• Work item:
Pull every line that includes the word "JSON" from the data.

START Stored data

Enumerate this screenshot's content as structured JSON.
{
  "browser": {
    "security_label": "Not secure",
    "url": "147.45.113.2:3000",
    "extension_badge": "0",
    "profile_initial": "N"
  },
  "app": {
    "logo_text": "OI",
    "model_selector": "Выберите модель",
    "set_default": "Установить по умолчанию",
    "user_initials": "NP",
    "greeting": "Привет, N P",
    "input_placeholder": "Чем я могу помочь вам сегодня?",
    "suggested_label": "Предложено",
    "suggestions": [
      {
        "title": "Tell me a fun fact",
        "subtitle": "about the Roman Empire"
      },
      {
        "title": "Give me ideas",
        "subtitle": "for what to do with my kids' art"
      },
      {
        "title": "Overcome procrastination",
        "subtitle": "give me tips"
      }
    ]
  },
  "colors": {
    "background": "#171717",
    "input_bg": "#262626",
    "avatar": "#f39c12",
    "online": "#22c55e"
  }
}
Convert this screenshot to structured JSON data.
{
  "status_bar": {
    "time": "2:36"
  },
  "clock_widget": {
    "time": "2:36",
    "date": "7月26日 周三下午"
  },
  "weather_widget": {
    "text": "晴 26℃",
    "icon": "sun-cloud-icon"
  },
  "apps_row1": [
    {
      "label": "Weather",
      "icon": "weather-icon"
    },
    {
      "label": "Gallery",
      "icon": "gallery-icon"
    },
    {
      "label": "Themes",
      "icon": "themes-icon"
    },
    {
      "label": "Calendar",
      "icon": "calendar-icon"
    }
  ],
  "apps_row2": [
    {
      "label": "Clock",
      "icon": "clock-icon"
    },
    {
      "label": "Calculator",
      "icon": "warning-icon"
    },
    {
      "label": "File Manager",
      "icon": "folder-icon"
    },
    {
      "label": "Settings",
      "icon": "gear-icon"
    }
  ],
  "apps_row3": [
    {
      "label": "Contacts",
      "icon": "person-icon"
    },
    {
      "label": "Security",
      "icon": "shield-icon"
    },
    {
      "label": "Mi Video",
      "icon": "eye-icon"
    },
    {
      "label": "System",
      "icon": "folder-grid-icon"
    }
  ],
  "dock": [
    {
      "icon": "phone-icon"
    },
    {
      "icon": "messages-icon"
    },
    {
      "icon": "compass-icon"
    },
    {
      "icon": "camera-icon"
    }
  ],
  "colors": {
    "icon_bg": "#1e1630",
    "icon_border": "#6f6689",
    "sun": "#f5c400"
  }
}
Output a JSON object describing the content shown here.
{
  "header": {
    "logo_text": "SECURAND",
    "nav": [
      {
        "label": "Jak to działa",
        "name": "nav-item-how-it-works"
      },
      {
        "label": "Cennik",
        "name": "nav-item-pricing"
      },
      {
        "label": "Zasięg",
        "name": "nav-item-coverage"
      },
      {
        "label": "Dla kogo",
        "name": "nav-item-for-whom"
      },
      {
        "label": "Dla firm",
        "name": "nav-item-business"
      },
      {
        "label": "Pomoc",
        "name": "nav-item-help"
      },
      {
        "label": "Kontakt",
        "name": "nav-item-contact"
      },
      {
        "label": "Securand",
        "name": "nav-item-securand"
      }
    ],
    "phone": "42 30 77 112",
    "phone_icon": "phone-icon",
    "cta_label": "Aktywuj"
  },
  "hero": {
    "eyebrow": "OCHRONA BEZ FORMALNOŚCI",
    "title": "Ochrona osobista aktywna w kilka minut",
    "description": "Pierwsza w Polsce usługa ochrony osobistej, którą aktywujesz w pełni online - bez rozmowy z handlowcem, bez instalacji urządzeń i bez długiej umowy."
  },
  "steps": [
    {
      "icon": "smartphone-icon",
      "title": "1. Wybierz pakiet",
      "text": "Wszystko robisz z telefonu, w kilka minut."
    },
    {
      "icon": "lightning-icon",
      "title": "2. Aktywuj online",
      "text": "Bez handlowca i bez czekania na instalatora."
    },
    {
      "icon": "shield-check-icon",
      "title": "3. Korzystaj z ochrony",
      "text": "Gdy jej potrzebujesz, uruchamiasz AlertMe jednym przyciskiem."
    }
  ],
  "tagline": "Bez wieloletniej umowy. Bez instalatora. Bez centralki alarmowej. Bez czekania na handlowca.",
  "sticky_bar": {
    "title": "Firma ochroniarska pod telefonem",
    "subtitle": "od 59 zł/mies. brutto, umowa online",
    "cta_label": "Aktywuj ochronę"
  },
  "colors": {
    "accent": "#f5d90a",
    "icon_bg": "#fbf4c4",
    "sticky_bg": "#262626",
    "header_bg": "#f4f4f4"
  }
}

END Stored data

• Response below:
Enumerate this screenshot's content as structured JSON.
Convert this screenshot to structured JSON data.
Output a JSON object describing the content shown here.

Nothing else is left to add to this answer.